Sable Kitchen & Bar Crowd Chicago

Sable Kitchen & Bar Interior ChicagoFor those that prefer something lighter, 16 wines are offered by the glass with a reserve collection of around five dozen selections chosen by Kimpton Hotel’s aptly named Master Sommelier Emily Wines. And yes, there’s beer too: two dozen bottled and large format selections and six beers on tap, including low-brow Schlitz for an eyebrow-raising $5. (Someone at Sable has a sense of humor.) The drinks here are pretty special, but they’re not on special, so don’t go waving a $20 at the bartender if you’re paying cash. That’s just not going to cut it.

As required by any hotel restaurant, Sable is open for both breakfast and lunch, but I’m not even going there. For dinner, chef Heather Terhune’s (Atwood Café) menu features a social dining concept with most items available in half or full portions. This includes hors d’ oeuvres, fish, meat and “garden” plates that start at as little as $3, with flatbreads and entrées ranging from $12-$35. I have been to Sable for cocktails and dessert and will tell you that the dark chocolate whoopie pies with a vanilla bean milkshake were good enough to make me want to come back and start with the appetizers.

Sable Kitchen & Bar Scallops Chicago

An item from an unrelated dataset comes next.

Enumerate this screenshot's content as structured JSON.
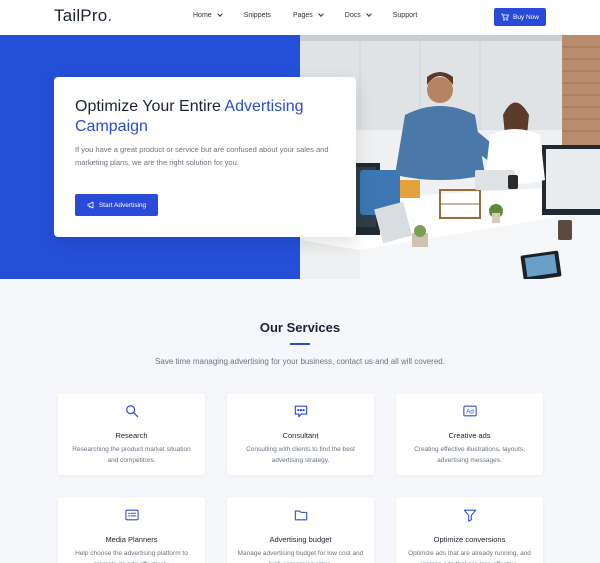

Sable Kitchen & Bar Couple ChicagoAs mentioned, you’ll find more actual Chicagoans in attendance at Sable than you will at your average hotel bar. This is by no means your typical den of desperation and is filled with trend-setting lads and lasses to prove it. Feel free to leer at the provocatively dressed ladies. Just be prepared for a sneer in response. Finding a seat in the front bar on weekends is no easy task, and this is one place where you’ll want a seat to enjoy the full experience. Expect an affluent, if slightly mature, crowd that can afford Sable’s affluent prices. A t-shirt and shorts here won’t get you kicked out, but it will make you feel underdressed. Sable’s bar is open until midnight Monday-Wednesday, 2am Thursday-Saturday and 11pm on Sundays.

When price is no object, Sable’s stellar liquor selection, setting and service give you little reason to object. If you like Sable, you might want to shake it on over to Violet Hour, Whistler or maybe Weegee’s. For more info, check out Sable’s website. Here’s mud in your eye.